History of Ochi Day (see historic video)
In October 1940, Benito Mussolini, the fascist dictator of Italy, backed by Germany, demanded to invade and occupy Greece requesting Greece to surrender. In the pre-dawn hours of October 28th, 1940, three hours past midnight, the Italian Ambassador to Greece Emmanuel Grazzi, delivered personally a telegram to the General Ioannis Metaxas’s residence.
The telegram was sent by Benito Mussolini, the fascist Italian Dictator, asked for an unimpeded invasion of Italian forces into Greece through the Greek-Albanian border; in order, subsequently, to occupy key strategic positions, and all ports and other modes of transportation. At that time, the plan was to prepare for the later confrontation in North Africa and clear the way to invade Russia with Greece being the base.
General Ioannis Metaxas famously responded “No!” ΟΧΙ (Ochi) in Greek.
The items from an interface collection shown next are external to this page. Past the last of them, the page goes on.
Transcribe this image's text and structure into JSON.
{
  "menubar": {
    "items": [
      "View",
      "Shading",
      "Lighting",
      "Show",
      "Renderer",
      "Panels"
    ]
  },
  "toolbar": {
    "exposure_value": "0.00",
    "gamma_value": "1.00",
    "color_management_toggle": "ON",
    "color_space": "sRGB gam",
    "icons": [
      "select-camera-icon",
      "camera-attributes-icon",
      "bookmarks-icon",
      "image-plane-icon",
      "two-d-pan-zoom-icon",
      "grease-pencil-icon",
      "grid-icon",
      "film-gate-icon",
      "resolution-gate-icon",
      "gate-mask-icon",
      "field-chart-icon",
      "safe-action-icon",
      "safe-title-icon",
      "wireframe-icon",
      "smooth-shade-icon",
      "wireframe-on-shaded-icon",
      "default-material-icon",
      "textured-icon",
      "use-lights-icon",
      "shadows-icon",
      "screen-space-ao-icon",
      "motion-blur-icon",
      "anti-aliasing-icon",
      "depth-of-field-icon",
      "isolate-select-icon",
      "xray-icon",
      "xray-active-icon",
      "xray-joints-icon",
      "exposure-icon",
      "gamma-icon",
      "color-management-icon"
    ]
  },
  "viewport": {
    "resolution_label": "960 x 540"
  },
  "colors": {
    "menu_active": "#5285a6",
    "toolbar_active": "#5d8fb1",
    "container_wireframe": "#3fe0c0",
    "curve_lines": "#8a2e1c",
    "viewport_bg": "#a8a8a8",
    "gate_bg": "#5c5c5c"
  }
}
Mussolini did not await a formal reply and by 5 am that very day, the order was given to cross over into Greece with the first casualty being a 27 year old border guard. Within a few hours, by 9:30 am, an Italian air-borne attack was launched.
A mere 35,000 Greek soldiers under Alexandros Papagos, held back over 135,000 Italian soldiers for several months, until Mussolini ceded defeat on March 21, 1941.
Video “Heroes fight like Greeks” was commissioned by the Archives of the Greek Foreign Ministry (see credits below).
That “No!” in October 28, 1940 brought Greece into the WWII on the side of the Allies. Indeed, for a period, Greece was Britain’s only ally against Hitler.
Not only did Greece rebuke Mussolini’s demands, but seized the offensive and drove the Italians back through most of Albania.
Had Metaxas not said “No!”, it’s arguable that the Second World War may have lasted much longer, and most possibly in favor of the axis, thus we may have a much different world right now. Historians argue that if Greece had surrendered without any resistance forcing a delay and shift of axis forces, it would have enabled Hitler to have invaded Russia in the spring, rather than the disastrous for the axis attempt to battle through the bitter winter and snowy terrain in the Soviet Union.
“Hence we will not say that Greeks fight like heroes, but that heroes fight like Greeks“.
In response to a letter from George II dated December 3, 1940, American President Franklin D. Roosevelt stated that
“all free peoples are deeply impressed by the courage and steadfastness of the Greek nation“,
and in a letter towards the Greek ambassador dated October 29, 1942, he wrote that
“Greece has set the example which every one of us must follow until the despoilers of freedom everywhere have been brought to their just doom.”
Video Heroes fight like Greeks Credits:
Commissioned by the Archives of the Greek Foreign Ministry
Presented by Fotini Tomai, Historian, Ministry Chancellor
Written by Nikos Pilavios
Director of Photography Yannis Sarigiannis
Line Producer Maria Pilaviou
Music by Marietta Fafouti
Directed and edited by Constantin Pilavios